- _Exercise prompt_:
If a line in the entries includes "JSON", show that line.

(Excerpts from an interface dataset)
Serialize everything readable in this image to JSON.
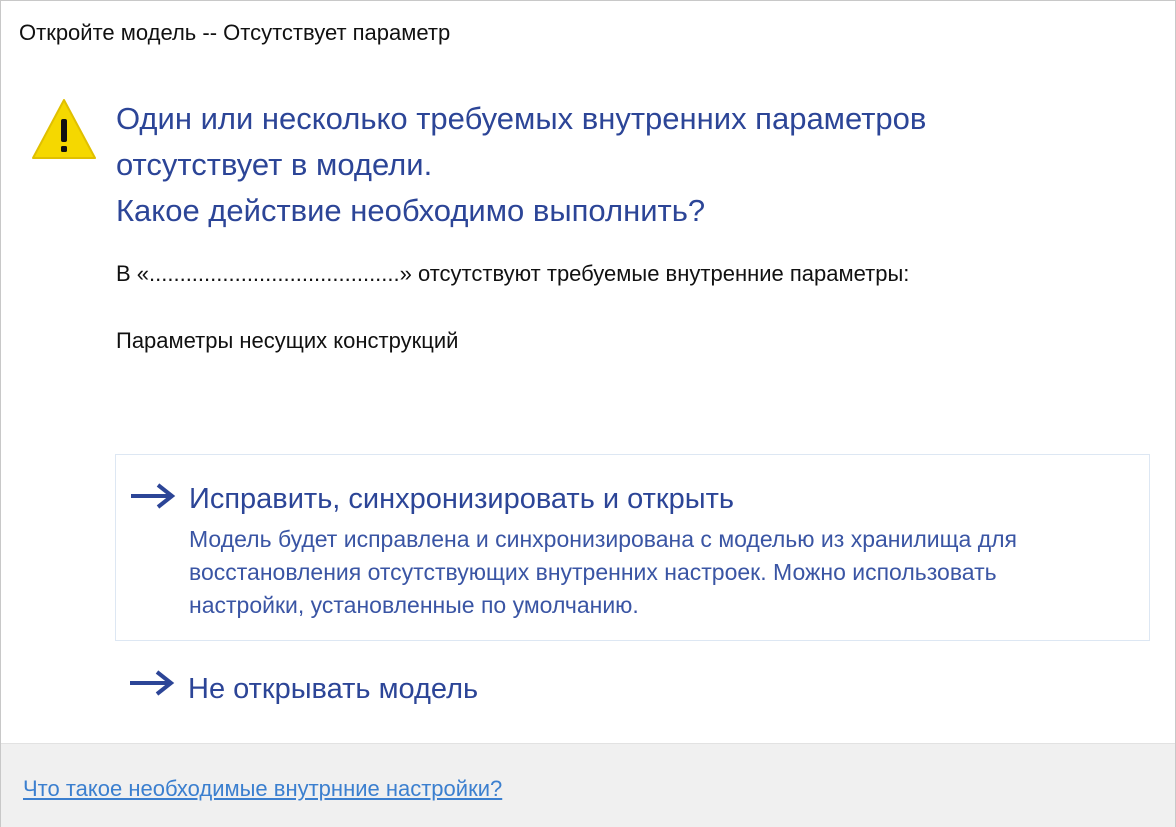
{
  "window": {
    "title": "Откройте модель -- Отсутствует параметр"
  },
  "icon": {
    "name": "warning-icon",
    "color": "#f5d800"
  },
  "main_instruction": {
    "lines": [
      "Один или несколько требуемых внутренних параметров",
      "отсутствует в модели.",
      "Какое действие необходимо выполнить?"
    ]
  },
  "content": {
    "line1": "В «.........................................» отсутствуют требуемые внутренние параметры:",
    "line2": "Параметры несущих конструкций"
  },
  "commands": [
    {
      "title": "Исправить, синхронизировать и открыть",
      "description_lines": [
        "Модель будет исправлена и синхронизирована с моделью из хранилища для",
        "восстановления отсутствующих внутренних настроек. Можно использовать",
        "настройки, установленные по умолчанию."
      ]
    },
    {
      "title": "Не открывать модель"
    }
  ],
  "footer": {
    "link": "Что такое необходимые внутрнние настройки?"
  },
  "colors": {
    "accent": "#2c4597",
    "link": "#3b7fcf",
    "footer_bg": "#f0f0f0"
  }
}
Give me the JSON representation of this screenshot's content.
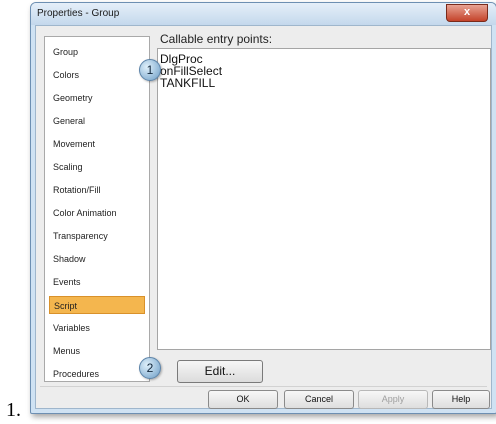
{
  "list_marker": "1.",
  "window": {
    "title": "Properties - Group",
    "close_glyph": "x"
  },
  "nav": {
    "items": [
      {
        "label": "Group",
        "selected": false
      },
      {
        "label": "Colors",
        "selected": false
      },
      {
        "label": "Geometry",
        "selected": false
      },
      {
        "label": "General",
        "selected": false
      },
      {
        "label": "Movement",
        "selected": false
      },
      {
        "label": "Scaling",
        "selected": false
      },
      {
        "label": "Rotation/Fill",
        "selected": false
      },
      {
        "label": "Color Animation",
        "selected": false
      },
      {
        "label": "Transparency",
        "selected": false
      },
      {
        "label": "Shadow",
        "selected": false
      },
      {
        "label": "Events",
        "selected": false
      },
      {
        "label": "Script",
        "selected": true
      },
      {
        "label": "Variables",
        "selected": false
      },
      {
        "label": "Menus",
        "selected": false
      },
      {
        "label": "Procedures",
        "selected": false
      }
    ]
  },
  "panel": {
    "label": "Callable entry points:",
    "entries": [
      "DlgProc",
      "onFillSelect",
      "TANKFILL"
    ],
    "edit_button": "Edit..."
  },
  "callouts": [
    "1",
    "2"
  ],
  "buttons": {
    "ok": "OK",
    "cancel": "Cancel",
    "apply": "Apply",
    "help": "Help"
  }
}
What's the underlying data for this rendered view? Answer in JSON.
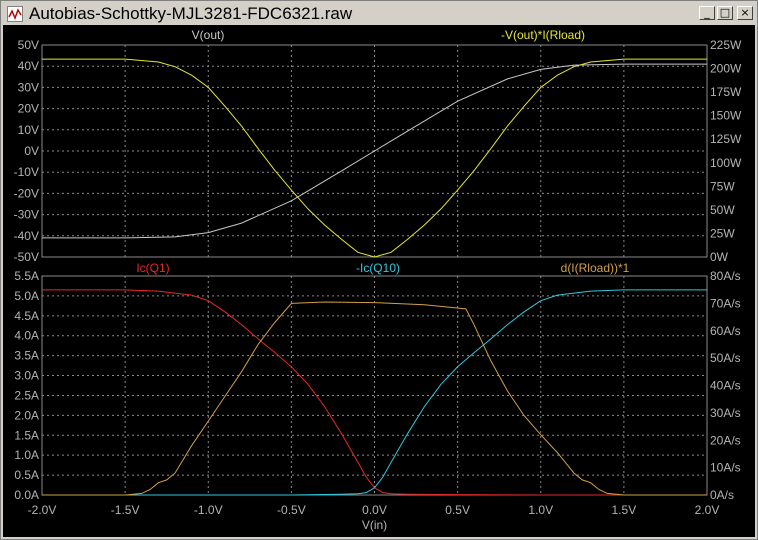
{
  "window": {
    "title": "Autobias-Schottky-MJL3281-FDC6321.raw",
    "app_icon": "waveform-icon",
    "buttons": {
      "minimize": "_",
      "maximize": "□",
      "close": "×"
    },
    "colors": {
      "background": "#000000",
      "grid": "#8a8a8a",
      "axis_text": "#b4b4b4"
    }
  },
  "chart_data": [
    {
      "type": "line",
      "xlabel": "V(in)",
      "xlim": [
        -2.0,
        2.0
      ],
      "x_ticks": [
        "-2.0V",
        "-1.5V",
        "-1.0V",
        "-0.5V",
        "0.0V",
        "0.5V",
        "1.0V",
        "1.5V",
        "2.0V"
      ],
      "ylim_left": [
        -50,
        50
      ],
      "ylim_right": [
        0,
        225
      ],
      "y_ticks_left": [
        "50V",
        "40V",
        "30V",
        "20V",
        "10V",
        "0V",
        "-10V",
        "-20V",
        "-30V",
        "-40V",
        "-50V"
      ],
      "y_ticks_right": [
        "225W",
        "200W",
        "175W",
        "150W",
        "125W",
        "100W",
        "75W",
        "50W",
        "25W",
        "0W"
      ],
      "grid": true,
      "series": [
        {
          "name": "V(out)",
          "color": "#c8c8c8",
          "axis": "left",
          "x": [
            -2.0,
            -1.5,
            -1.2,
            -1.0,
            -0.8,
            -0.5,
            -0.2,
            0.0,
            0.2,
            0.5,
            0.8,
            1.0,
            1.2,
            1.5,
            2.0
          ],
          "y": [
            -41,
            -41,
            -40.5,
            -38.5,
            -34,
            -23.5,
            -9.5,
            0,
            9.5,
            23.5,
            34,
            38.5,
            40.5,
            41,
            41
          ]
        },
        {
          "name": "-V(out)*I(Rload)",
          "color": "#e6e632",
          "axis": "right",
          "x": [
            -2.0,
            -1.5,
            -1.3,
            -1.2,
            -1.1,
            -1.0,
            -0.9,
            -0.8,
            -0.7,
            -0.6,
            -0.5,
            -0.4,
            -0.3,
            -0.2,
            -0.1,
            0.0,
            0.1,
            0.2,
            0.3,
            0.4,
            0.5,
            0.6,
            0.7,
            0.8,
            0.9,
            1.0,
            1.1,
            1.2,
            1.3,
            1.5,
            2.0
          ],
          "y": [
            210,
            210,
            207,
            202,
            193,
            180,
            160,
            139,
            115,
            92,
            71,
            51,
            34,
            19,
            5,
            0,
            5,
            19,
            34,
            51,
            71,
            92,
            115,
            139,
            160,
            180,
            193,
            202,
            207,
            210,
            210
          ]
        }
      ]
    },
    {
      "type": "line",
      "xlabel": "V(in)",
      "xlim": [
        -2.0,
        2.0
      ],
      "x_ticks": [
        "-2.0V",
        "-1.5V",
        "-1.0V",
        "-0.5V",
        "0.0V",
        "0.5V",
        "1.0V",
        "1.5V",
        "2.0V"
      ],
      "ylim_left": [
        0,
        5.5
      ],
      "ylim_right": [
        0,
        80
      ],
      "y_ticks_left": [
        "5.5A",
        "5.0A",
        "4.5A",
        "4.0A",
        "3.5A",
        "3.0A",
        "2.5A",
        "2.0A",
        "1.5A",
        "1.0A",
        "0.5A",
        "0.0A"
      ],
      "y_ticks_right": [
        "80A/s",
        "70A/s",
        "60A/s",
        "50A/s",
        "40A/s",
        "30A/s",
        "20A/s",
        "10A/s",
        "0A/s"
      ],
      "grid": true,
      "series": [
        {
          "name": "Ic(Q1)",
          "color": "#e62828",
          "axis": "left",
          "x": [
            -2.0,
            -1.5,
            -1.3,
            -1.1,
            -1.0,
            -0.9,
            -0.8,
            -0.7,
            -0.6,
            -0.5,
            -0.4,
            -0.3,
            -0.2,
            -0.1,
            -0.05,
            0.0,
            0.05,
            0.1,
            0.2,
            0.5,
            1.0,
            2.0
          ],
          "y": [
            5.15,
            5.15,
            5.12,
            5.02,
            4.88,
            4.6,
            4.28,
            3.92,
            3.58,
            3.22,
            2.78,
            2.22,
            1.55,
            0.82,
            0.45,
            0.18,
            0.06,
            0.03,
            0.02,
            0.01,
            0.0,
            0.0
          ]
        },
        {
          "name": "-Ic(Q10)",
          "color": "#32c8dc",
          "axis": "left",
          "x": [
            -2.0,
            -0.5,
            -0.2,
            -0.1,
            -0.05,
            0.0,
            0.05,
            0.1,
            0.2,
            0.3,
            0.4,
            0.5,
            0.6,
            0.7,
            0.8,
            0.9,
            1.0,
            1.1,
            1.3,
            1.5,
            2.0
          ],
          "y": [
            0.0,
            0.0,
            0.02,
            0.03,
            0.06,
            0.18,
            0.45,
            0.82,
            1.55,
            2.22,
            2.78,
            3.22,
            3.58,
            3.92,
            4.28,
            4.6,
            4.88,
            5.02,
            5.12,
            5.15,
            5.15
          ]
        },
        {
          "name": "d(I(Rload))*1",
          "color": "#d2a046",
          "axis": "right",
          "x": [
            -2.0,
            -1.5,
            -1.4,
            -1.35,
            -1.3,
            -1.25,
            -1.2,
            -1.1,
            -1.0,
            -0.9,
            -0.8,
            -0.7,
            -0.6,
            -0.5,
            -0.3,
            0.0,
            0.3,
            0.55,
            0.6,
            0.7,
            0.8,
            0.9,
            1.0,
            1.1,
            1.2,
            1.25,
            1.3,
            1.35,
            1.4,
            1.5,
            2.0
          ],
          "y": [
            0,
            0,
            0.6,
            2,
            4.5,
            5.5,
            8,
            18,
            27,
            36,
            45,
            55,
            63,
            70,
            70.5,
            70.3,
            69.5,
            68,
            62,
            49,
            38,
            29,
            22,
            15.5,
            8,
            5.5,
            4.5,
            2,
            0.6,
            0,
            0
          ]
        }
      ]
    }
  ]
}
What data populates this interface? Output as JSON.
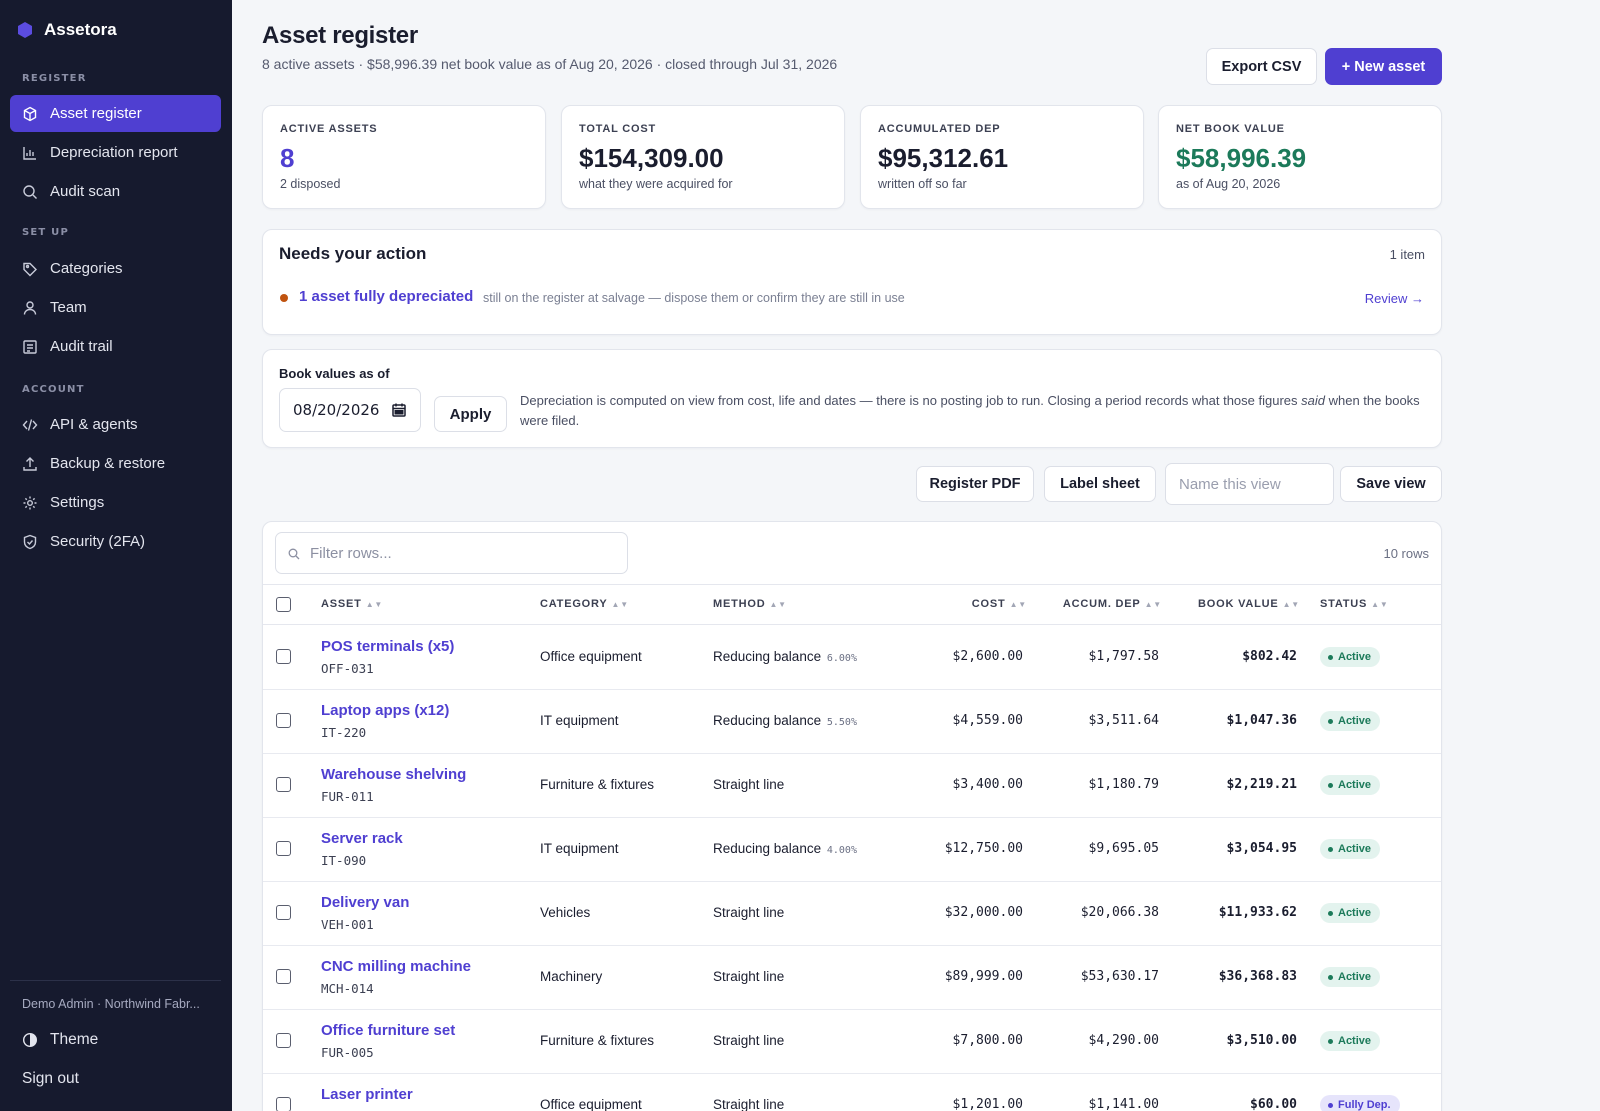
{
  "app": {
    "name": "Assetora"
  },
  "sidebar": {
    "sections": [
      {
        "label": "REGISTER"
      },
      {
        "label": "SET UP"
      },
      {
        "label": "ACCOUNT"
      }
    ],
    "items": [
      {
        "label": "Asset register",
        "icon": "box-icon",
        "active": true
      },
      {
        "label": "Depreciation report",
        "icon": "bar-chart-icon"
      },
      {
        "label": "Audit scan",
        "icon": "search-icon"
      },
      {
        "label": "Categories",
        "icon": "tag-icon"
      },
      {
        "label": "Team",
        "icon": "user-icon"
      },
      {
        "label": "Audit trail",
        "icon": "list-icon"
      },
      {
        "label": "API & agents",
        "icon": "code-icon"
      },
      {
        "label": "Backup & restore",
        "icon": "upload-icon"
      },
      {
        "label": "Settings",
        "icon": "gear-icon"
      },
      {
        "label": "Security (2FA)",
        "icon": "shield-icon"
      }
    ],
    "user": "Demo Admin · Northwind Fabr...",
    "theme_label": "Theme",
    "signout_label": "Sign out"
  },
  "header": {
    "title": "Asset register",
    "subtitle": "8 active assets · $58,996.39 net book value as of Aug 20, 2026 · closed through Jul 31, 2026",
    "export_label": "Export CSV",
    "new_label": "+ New asset"
  },
  "stats": [
    {
      "label": "ACTIVE ASSETS",
      "value": "8",
      "note": "2 disposed",
      "color": "#4f3fd1"
    },
    {
      "label": "TOTAL COST",
      "value": "$154,309.00",
      "note": "what they were acquired for",
      "color": "#1a1d2e"
    },
    {
      "label": "ACCUMULATED DEP",
      "value": "$95,312.61",
      "note": "written off so far",
      "color": "#1a1d2e"
    },
    {
      "label": "NET BOOK VALUE",
      "value": "$58,996.39",
      "note": "as of Aug 20, 2026",
      "color": "#1c7a5a"
    }
  ],
  "action": {
    "title": "Needs your action",
    "count": "1 item",
    "link": "1 asset fully depreciated",
    "desc": "still on the register at salvage — dispose them or confirm they are still in use",
    "review": "Review →"
  },
  "bookvalues": {
    "label": "Book values as of",
    "date": "08/20/2026",
    "apply": "Apply",
    "desc_1": "Depreciation is computed on view from cost, life and dates — there is no posting job to run. Closing a period records what those figures ",
    "desc_em": "said",
    "desc_2": " when the books were filed."
  },
  "toolbar": {
    "pdf": "Register PDF",
    "labels": "Label sheet",
    "view_placeholder": "Name this view",
    "save": "Save view"
  },
  "table": {
    "filter_placeholder": "Filter rows...",
    "row_count": "10 rows",
    "columns": [
      "ASSET",
      "CATEGORY",
      "METHOD",
      "COST",
      "ACCUM. DEP",
      "BOOK VALUE",
      "STATUS"
    ],
    "rows": [
      {
        "name": "POS terminals (x5)",
        "code": "OFF-031",
        "category": "Office equipment",
        "method": "Reducing balance",
        "rate": "6.00%",
        "cost": "$2,600.00",
        "accum": "$1,797.58",
        "book": "$802.42",
        "status": "Active",
        "status_kind": "active"
      },
      {
        "name": "Laptop apps (x12)",
        "code": "IT-220",
        "category": "IT equipment",
        "method": "Reducing balance",
        "rate": "5.50%",
        "cost": "$4,559.00",
        "accum": "$3,511.64",
        "book": "$1,047.36",
        "status": "Active",
        "status_kind": "active"
      },
      {
        "name": "Warehouse shelving",
        "code": "FUR-011",
        "category": "Furniture & fixtures",
        "method": "Straight line",
        "rate": "",
        "cost": "$3,400.00",
        "accum": "$1,180.79",
        "book": "$2,219.21",
        "status": "Active",
        "status_kind": "active"
      },
      {
        "name": "Server rack",
        "code": "IT-090",
        "category": "IT equipment",
        "method": "Reducing balance",
        "rate": "4.00%",
        "cost": "$12,750.00",
        "accum": "$9,695.05",
        "book": "$3,054.95",
        "status": "Active",
        "status_kind": "active"
      },
      {
        "name": "Delivery van",
        "code": "VEH-001",
        "category": "Vehicles",
        "method": "Straight line",
        "rate": "",
        "cost": "$32,000.00",
        "accum": "$20,066.38",
        "book": "$11,933.62",
        "status": "Active",
        "status_kind": "active"
      },
      {
        "name": "CNC milling machine",
        "code": "MCH-014",
        "category": "Machinery",
        "method": "Straight line",
        "rate": "",
        "cost": "$89,999.00",
        "accum": "$53,630.17",
        "book": "$36,368.83",
        "status": "Active",
        "status_kind": "active"
      },
      {
        "name": "Office furniture set",
        "code": "FUR-005",
        "category": "Furniture & fixtures",
        "method": "Straight line",
        "rate": "",
        "cost": "$7,800.00",
        "accum": "$4,290.00",
        "book": "$3,510.00",
        "status": "Active",
        "status_kind": "active"
      },
      {
        "name": "Laser printer",
        "code": "",
        "category": "Office equipment",
        "method": "Straight line",
        "rate": "",
        "cost": "$1,201.00",
        "accum": "$1,141.00",
        "book": "$60.00",
        "status": "Fully Dep.",
        "status_kind": "full"
      }
    ]
  }
}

- _Solution_:
Serialize everything readable in this image to JSON.
Give me the JSON representation of this screenshot's content.
What's the underlying data for this rendered view? Answer in JSON.
What data populates this interface? Output as JSON.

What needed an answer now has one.